I don't mean our private lives, our personal choices and hopes, the plans we make along the years. I imagine that each and every one of us believes our lives do have a purpose, or many. What I mean is life as a natural phenomenon, this strange assembly of matter endowed with autonomy, capable of absorbing energy from the environment and preserving itself through reproduction.
The human voice appears to trigger pleasure circuits in the brains of typical kids, but not children with autism, a Stanford University team reports. The finding could explain why many children with autism seem indifferent to spoken words.

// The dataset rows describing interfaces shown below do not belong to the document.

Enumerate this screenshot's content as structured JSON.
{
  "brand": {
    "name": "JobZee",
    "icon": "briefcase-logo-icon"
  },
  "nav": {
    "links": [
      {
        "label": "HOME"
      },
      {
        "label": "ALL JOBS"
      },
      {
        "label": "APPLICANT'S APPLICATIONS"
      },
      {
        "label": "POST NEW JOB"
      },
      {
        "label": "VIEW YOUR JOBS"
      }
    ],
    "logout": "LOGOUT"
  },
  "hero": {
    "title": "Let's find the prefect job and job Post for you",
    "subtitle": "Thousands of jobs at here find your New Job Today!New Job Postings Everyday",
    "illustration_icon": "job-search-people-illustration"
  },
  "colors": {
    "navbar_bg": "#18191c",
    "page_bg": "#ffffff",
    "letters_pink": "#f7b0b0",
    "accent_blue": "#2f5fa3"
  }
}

Last Friday I found myself in a lovely lecture hall at Brown University with some 50 philosophers and psychologists attending the annual meeting of the Society for Philosophy and Psychology, affectionately known as "SPP." Daniel Dennett was in the seat just ahead of me; additional luminaries were scattered about the room.